More

Categories: 2016-2017 Season and Media Reviews.

Shore’s Fellowship

Leslie Barcza, barczablog: The Toronto Symphony, the Toronto Mendelssohn Choir, The Canadian Children’s Opera Company in partnership with tiff presented a concert performance of Howard Shore’s score for The Fellowship of the Ring, the first of Peter Jackson’s Tolkien films. If you think that sounds like a lot of people, you’d be right, and that’s not even including the big-screen presentation of the film, with its cast of thousands of humans, orcs, elves, dwarves, hobbits, uruk-hai, and assorted birds. Considering that I consider the first film to be the weakest of the three, I did not expect such an overwhelming experience, and am a little gaga imagining what the other two might be like, in a live concert version.
More

Categories: 2016-2017 Season and Media Reviews.

TSO and cast of hundreds bring Howard Shore’s Lord of the Rings music to life

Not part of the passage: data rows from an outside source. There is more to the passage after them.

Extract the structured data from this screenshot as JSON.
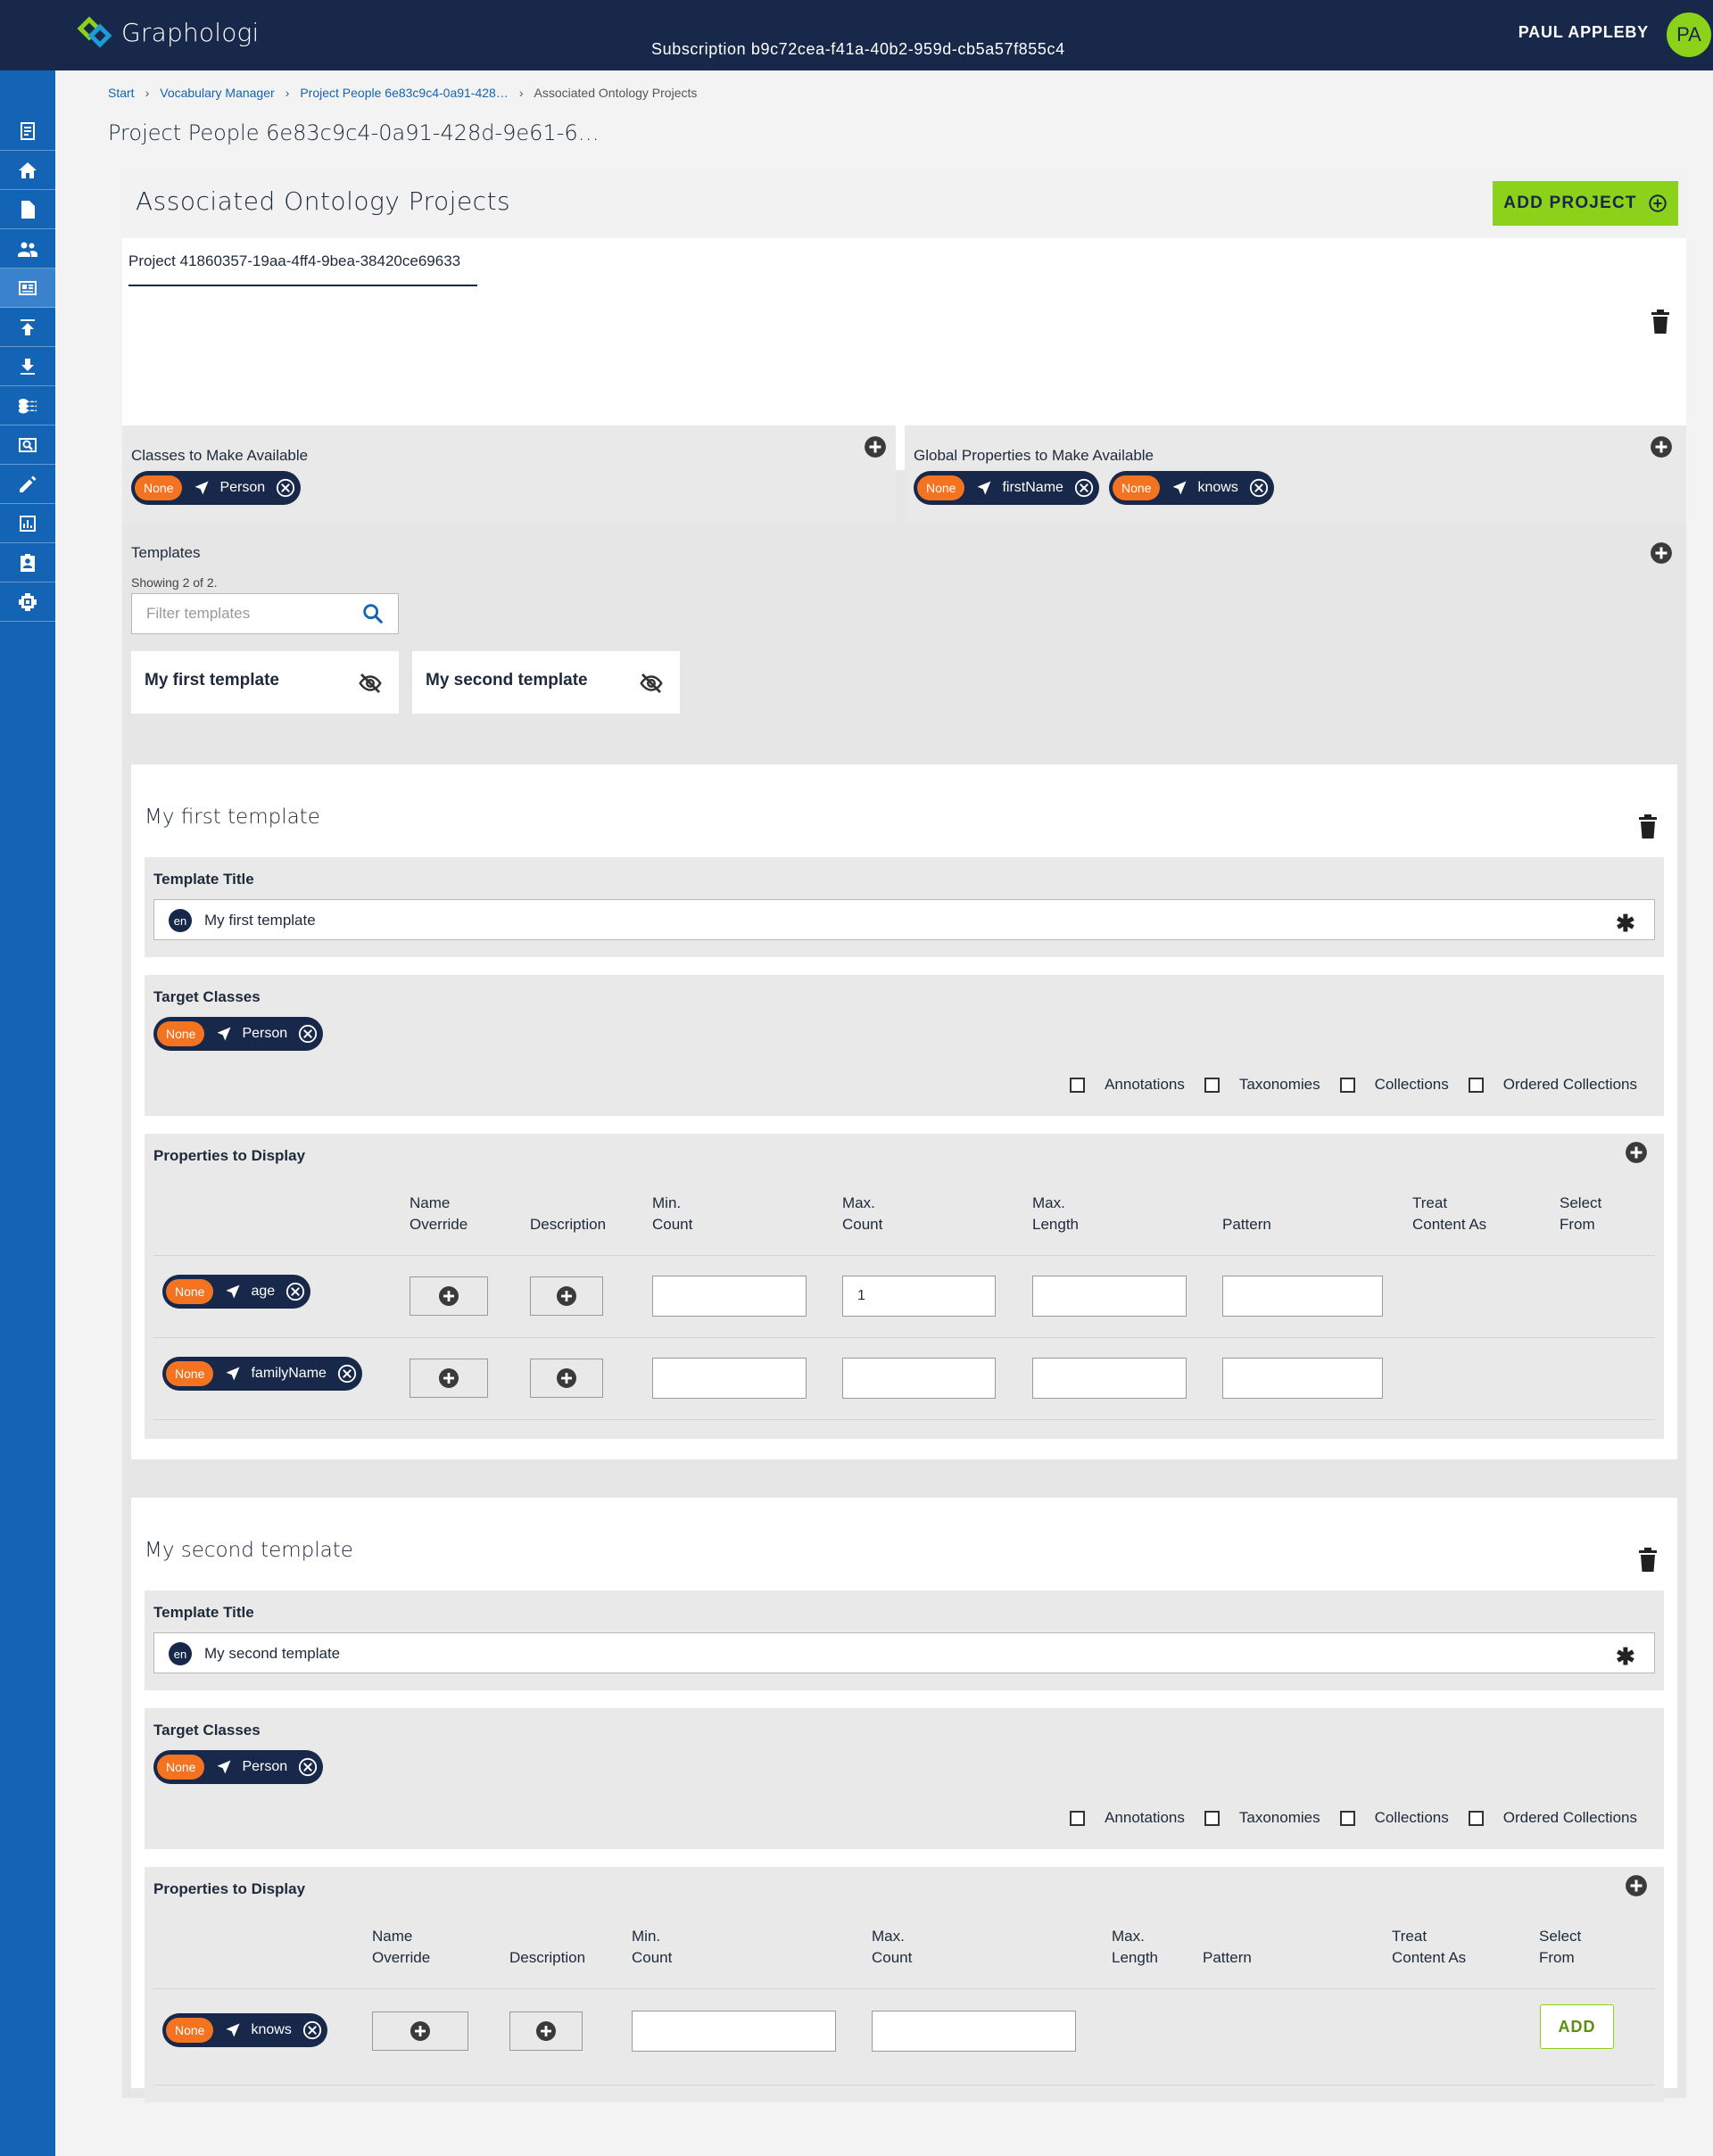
{
  "header": {
    "app_name": "Graphologi",
    "subscription": "Subscription b9c72cea-f41a-40b2-959d-cb5a57f855c4",
    "user_name": "PAUL APPLEBY",
    "user_initials": "PA"
  },
  "sidebar": {
    "items": [
      "document-icon",
      "home-icon",
      "file-icon",
      "people-icon",
      "dashboard-icon",
      "upload-icon",
      "download-icon",
      "waves-icon",
      "search-icon",
      "edit-icon",
      "chart-icon",
      "badge-icon",
      "settings-icon"
    ],
    "active_item": "dashboard-icon"
  },
  "breadcrumb": {
    "items": [
      "Start",
      "Vocabulary Manager",
      "Project People 6e83c9c4-0a91-428…"
    ],
    "current": "Associated Ontology Projects"
  },
  "page_title": "Project People 6e83c9c4-0a91-428d-9e61-6…",
  "panel": {
    "title": "Associated Ontology Projects",
    "add_project_label": "ADD PROJECT",
    "project_tab": "Project 41860357-19aa-4ff4-9bea-38420ce69633"
  },
  "chip_prefix": "None",
  "classes": {
    "label": "Classes to Make Available",
    "chips": [
      "Person"
    ]
  },
  "global_properties": {
    "label": "Global Properties to Make Available",
    "chips": [
      "firstName",
      "knows"
    ]
  },
  "templates": {
    "label": "Templates",
    "count_text": "Showing 2 of 2.",
    "filter_placeholder": "Filter templates",
    "cards": [
      "My first template",
      "My second template"
    ]
  },
  "template_blocks": [
    {
      "title": "My first template",
      "title_label": "Template Title",
      "lang": "en",
      "title_value": "My first template",
      "required_marker": "✱",
      "target_label": "Target Classes",
      "target_chips": [
        "Person"
      ],
      "checkboxes": [
        "Annotations",
        "Taxonomies",
        "Collections",
        "Ordered Collections"
      ],
      "properties_label": "Properties to Display",
      "columns": [
        "Name Override",
        "Description",
        "Min. Count",
        "Max. Count",
        "Max. Length",
        "Pattern",
        "Treat Content As",
        "Select From"
      ],
      "rows": [
        {
          "property": "age",
          "min_count": "",
          "max_count": "1",
          "max_length": "",
          "pattern": ""
        },
        {
          "property": "familyName",
          "min_count": "",
          "max_count": "",
          "max_length": "",
          "pattern": ""
        }
      ]
    },
    {
      "title": "My second template",
      "title_label": "Template Title",
      "lang": "en",
      "title_value": "My second template",
      "required_marker": "✱",
      "target_label": "Target Classes",
      "target_chips": [
        "Person"
      ],
      "checkboxes": [
        "Annotations",
        "Taxonomies",
        "Collections",
        "Ordered Collections"
      ],
      "properties_label": "Properties to Display",
      "columns": [
        "Name Override",
        "Description",
        "Min. Count",
        "Max. Count",
        "Max. Length",
        "Pattern",
        "Treat Content As",
        "Select From"
      ],
      "rows": [
        {
          "property": "knows",
          "min_count": "",
          "max_count": "",
          "select_from_label": "ADD"
        }
      ]
    }
  ],
  "colors": {
    "topbar": "#17284a",
    "sidebar": "#1364b5",
    "accent": "#8cd11a",
    "chip": "#17284a",
    "chip_none": "#f47321"
  }
}
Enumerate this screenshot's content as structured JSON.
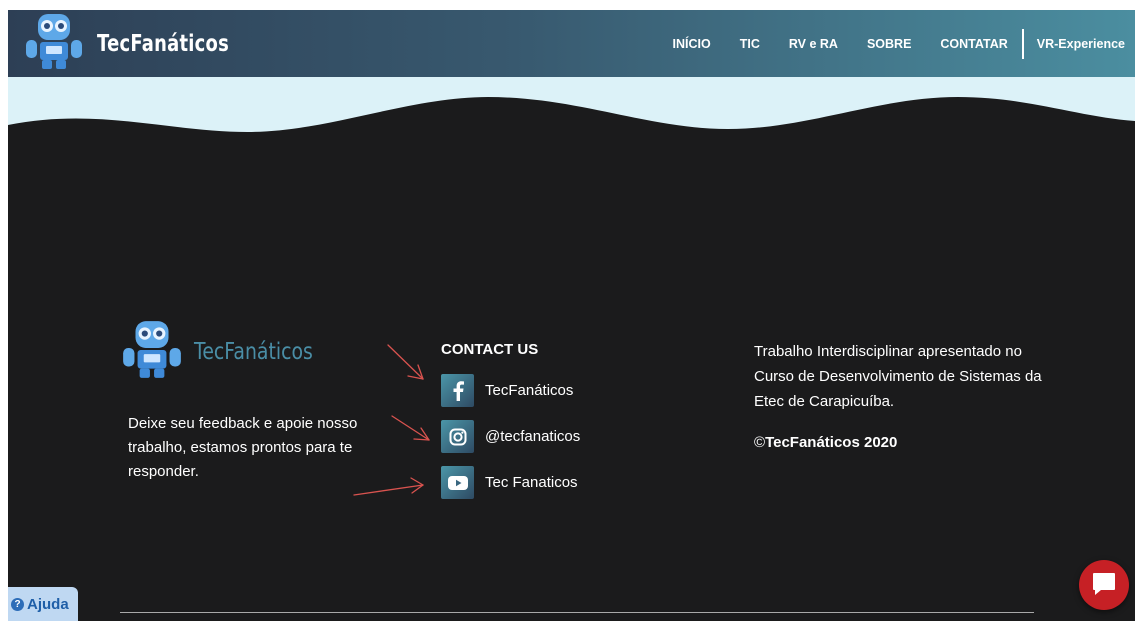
{
  "header": {
    "brand_name": "TecFanáticos",
    "logo_icon": "robot-icon",
    "nav_items": [
      "INÍCIO",
      "TIC",
      "RV e RA",
      "SOBRE",
      "CONTATAR"
    ],
    "vr_link": "VR-Experience"
  },
  "footer": {
    "brand_name": "TecFanáticos",
    "feedback_text": "Deixe seu feedback e apoie nosso trabalho, estamos prontos para te responder.",
    "contact_title": "CONTACT US",
    "social": [
      {
        "icon": "facebook-icon",
        "label": "TecFanáticos"
      },
      {
        "icon": "instagram-icon",
        "label": "@tecfanaticos"
      },
      {
        "icon": "youtube-icon",
        "label": "Tec Fanaticos"
      }
    ],
    "about_text": "Trabalho Interdisciplinar apresentado no Curso de Desenvolvimento de Sistemas da Etec de Carapicuíba.",
    "copyright_symbol": "©",
    "copyright_text": "TecFanáticos 2020"
  },
  "widgets": {
    "help_label": "Ajuda",
    "help_icon": "question-circle-icon",
    "chat_icon": "chat-bubble-icon"
  },
  "colors": {
    "footer_bg": "#1b1b1c",
    "wave_fill": "#dcf2f8",
    "accent": "#4a8ea6",
    "arrow": "#d9534f",
    "chat_button": "#c62025"
  }
}
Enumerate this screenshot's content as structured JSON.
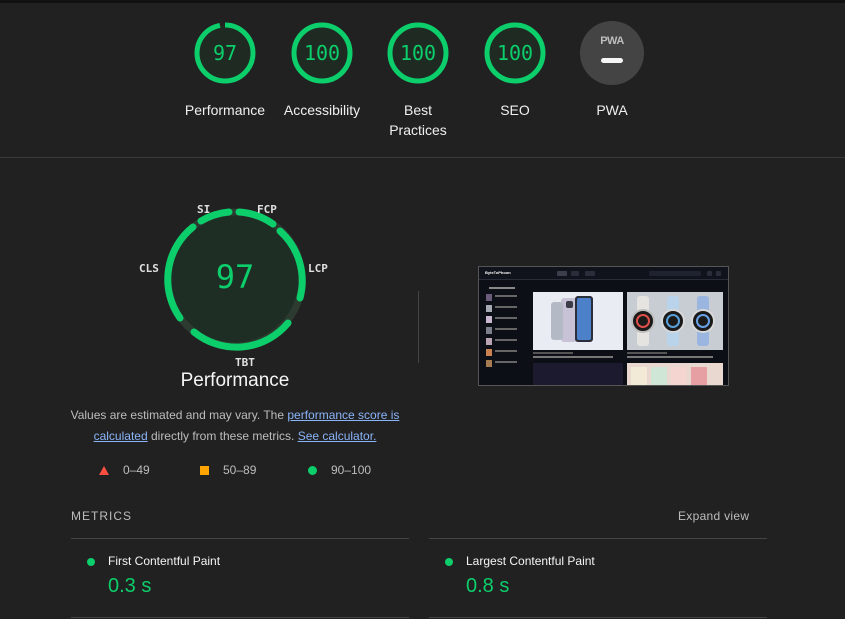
{
  "summary": {
    "categories": [
      {
        "name": "Performance",
        "score": "97",
        "value": 97
      },
      {
        "name": "Accessibility",
        "score": "100",
        "value": 100
      },
      {
        "name": "Best Practices",
        "score": "100",
        "value": 100
      },
      {
        "name": "SEO",
        "score": "100",
        "value": 100
      },
      {
        "name": "PWA",
        "badge": "PWA"
      }
    ]
  },
  "performance": {
    "score": "97",
    "title": "Performance",
    "metric_tags": {
      "si": "SI",
      "fcp": "FCP",
      "lcp": "LCP",
      "tbt": "TBT",
      "cls": "CLS"
    },
    "description": {
      "part1": "Values are estimated and may vary. The ",
      "link1": "performance score is calculated",
      "part2": " directly from these metrics. ",
      "link2": "See calculator."
    },
    "legend": {
      "fail": "0–49",
      "average": "50–89",
      "pass": "90–100"
    }
  },
  "thumbnail": {
    "brand": "ByteToPhoon"
  },
  "metrics": {
    "heading": "METRICS",
    "expand_label": "Expand view",
    "items": [
      {
        "title": "First Contentful Paint",
        "value": "0.3 s"
      },
      {
        "title": "Largest Contentful Paint",
        "value": "0.8 s"
      }
    ]
  },
  "colors": {
    "pass": "#0cce6b",
    "average": "#ffa400",
    "fail": "#ff4e42",
    "link": "#8ab4f8",
    "background": "#212121"
  }
}
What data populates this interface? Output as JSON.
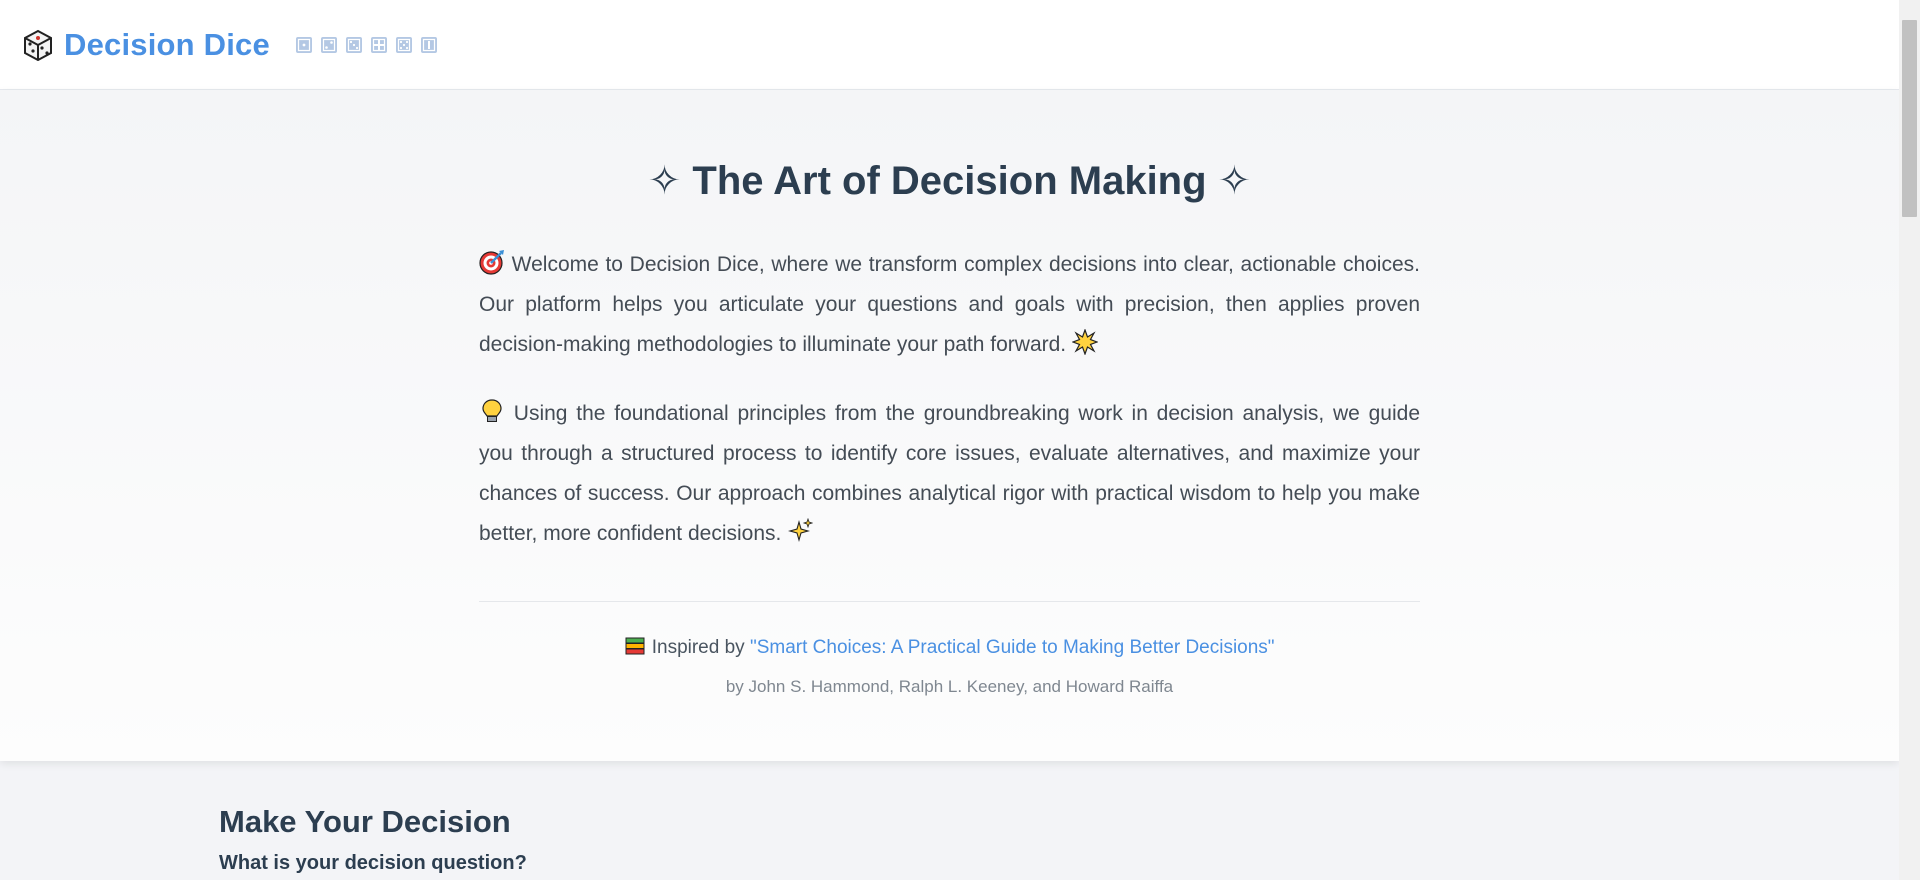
{
  "header": {
    "brand": "Decision Dice",
    "logo_icon": "die-icon",
    "dice_icons": [
      "die-face-1-icon",
      "die-face-2-icon",
      "die-face-3-icon",
      "die-face-4-icon",
      "die-face-5-icon",
      "die-face-6-icon"
    ]
  },
  "hero": {
    "title": "✧ The Art of Decision Making ✧",
    "paragraph1": "Welcome to Decision Dice, where we transform complex decisions into clear, actionable choices. Our platform helps you articulate your questions and goals with precision, then applies proven decision-making methodologies to illuminate your path forward.",
    "paragraph2": "Using the foundational principles from the groundbreaking work in decision analysis, we guide you through a structured process to identify core issues, evaluate alternatives, and maximize your chances of success. Our approach combines analytical rigor with practical wisdom to help you make better, more confident decisions.",
    "inspired_prefix": "Inspired by",
    "book_title": "\"Smart Choices: A Practical Guide to Making Better Decisions\"",
    "byline": "by John S. Hammond, Ralph L. Keeney, and Howard Raiffa"
  },
  "main": {
    "section_title": "Make Your Decision",
    "question_label": "What is your decision question?"
  },
  "colors": {
    "brand": "#4a90e2",
    "heading": "#2c3e50",
    "body_text": "#444c55"
  }
}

Trish Crawford, The Toronto Star. Frodo, Sam, Gandalf and Aragorns’ valiant mission in Tolkien’s The Fellowship of the Ring will be supported full-throttle with a large chorus and soloists performing live while the movie unspools in Roy Thomson Hall. Canadian Howard Shore, who won three Oscars for his Lord of the Rings trilogy scores, notes that this new “concert and a movie” approach has livened up many a symphony hall. “The Toronto Symphony, the Mendelssohn Choir, the Children’s Opera Chorus brings more than 200 musicians to the stage to recreate the score beautifully,” he says. “They do it as a concert first, then bring in the Tolkien dialogue.”
More

Categories: 2016-2017 Season and Media Reviews.

Understanding Audiences: Takeaways from the Intrinsic Impact Audience Project

Kelsey Menehan, Chorus America. This August, Chorus America released the results of the first-ever systematic look at what moves and motivates the people who attend choral music concerts. In partnership with leading research and consulting firm WolfBrown, the Intrinsic Impact Audience Project worked with 23 choruses across North America to survey their audiences. We spoke with researcher Alan Brown and a number of the participating choruses about what they learned from the study and the implications the findings have for the entire choral field. (Note: Toronto Mendelssohn Choir was a participant in this research project and was interviewed for this article.)
More

Categories: 2016-2017 Season and Media Reviews.